You have a sector there that has a lot of potential for growth. When it comes to looking at tax incentives to donate, I think there are very positive things that charities can benefit from, but one has to keep in mind that, for the sector as a whole, donations account for about 10% of revenue, and another 45% to 50% comes from government. Therefore, our fundamental concern, really, is with the number that has been the basis of discussion around this table, which is that we're heading into a long-term period of lower economic growth. To me, deficits are a symptom of that, as opposed to a cause.

What we're looking at on the charitable side is one thing that hasn't been mentioned. Along with the economic fundamentals, there are the demographic fundamentals. We see this looming divergence between demands on charities and demands on governments. Growth is falling and demands are accelerating. The aging of the population is accelerating. Cultural change is accelerating.

We think that charities and non-profits are basically in the same vise that governments are. What we're looking for is a joint solution, a reform of our relationship with the government, in a broad sense. Tax incentives may well be part of that, but there's no single-bullet solution out there.

4:45 p.m.

Vice President, Federal and Quebec Governmental Relations, Restaurants Canada

Pierre Cadieux

A couple of years ago, we instigated what we called Raise the Bar, a report card on the various provincial jurisdictions in the area of alcohol and spirits. This is a perfect example of interprovincial non-tariff barriers.

As a client, we are a big client, right? We buy a lot of alcohol and spirits, but we and our members, especially the bigger players, are confronted with having to deal with these 10 separate jurisdictions that impose their ways of selling alcohol and spirits. It's not the liberalized environment that we would like to see.

Again, I'll take the example of Quebec, because I'm responsible for that province. What you have in Quebec is a monopoly, where even though you're the biggest client, you have no say in the negotiation of the prices. It took a long time to get certain concessions from the SAQ, but still we're not in an equal partnership or business relationship. It is a very skewed kind of relationship.

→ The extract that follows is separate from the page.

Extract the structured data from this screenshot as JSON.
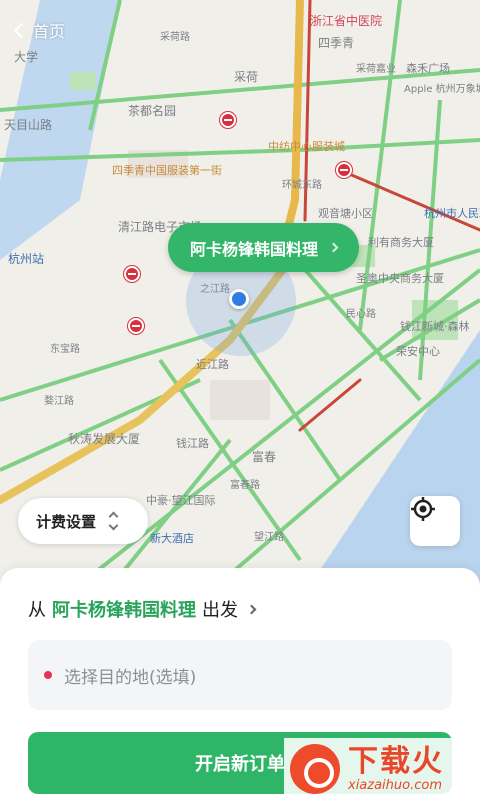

I'll conclude by saying that in terms of the case now before the courts—it has been appealed—of the New Brunswick chap who went to Quebec and bought beer, we're obviously following that with a lot of interest.

4:45 p.m.

Liberal

The Chair Liberal Wayne Easter

Very quickly, Mr. Nater.

4:45 p.m.

Conservative

John Nater Conservative Perth—Wellington, ON

I'd like to ask Madam Moreau to talk a bit about passive income versus active income. Would you expand on that very briefly and on how that's affecting the small businesses?

4:45 p.m.

Director, National Affairs, Canadian Federation of Independent Business

Monique Moreau

Briefly, the largest sector that's impacted right now, in our membership at any rate, is the self-storage facilities. They weren't contemplated in the legislation when it was designed years ago. As well, there are the motels and hotels, and now we've had some clarification on campgrounds.

Essentially, if you are a small business and you run a storage facility, you don't get access to the small business tax rate. It was designed so that if you have an apartment and a full-time job and you rent out an apartment, you would pay tax on that. That's an appropriate relationship. These individuals are mom-and-pop family businesses that are not getting access to the small business tax rate. They are now being aggressively audited by the CRA and, in some situations, having to pay tens of thousands of dollars, which will put them out of business. We think there is an opportunity for reform and an update.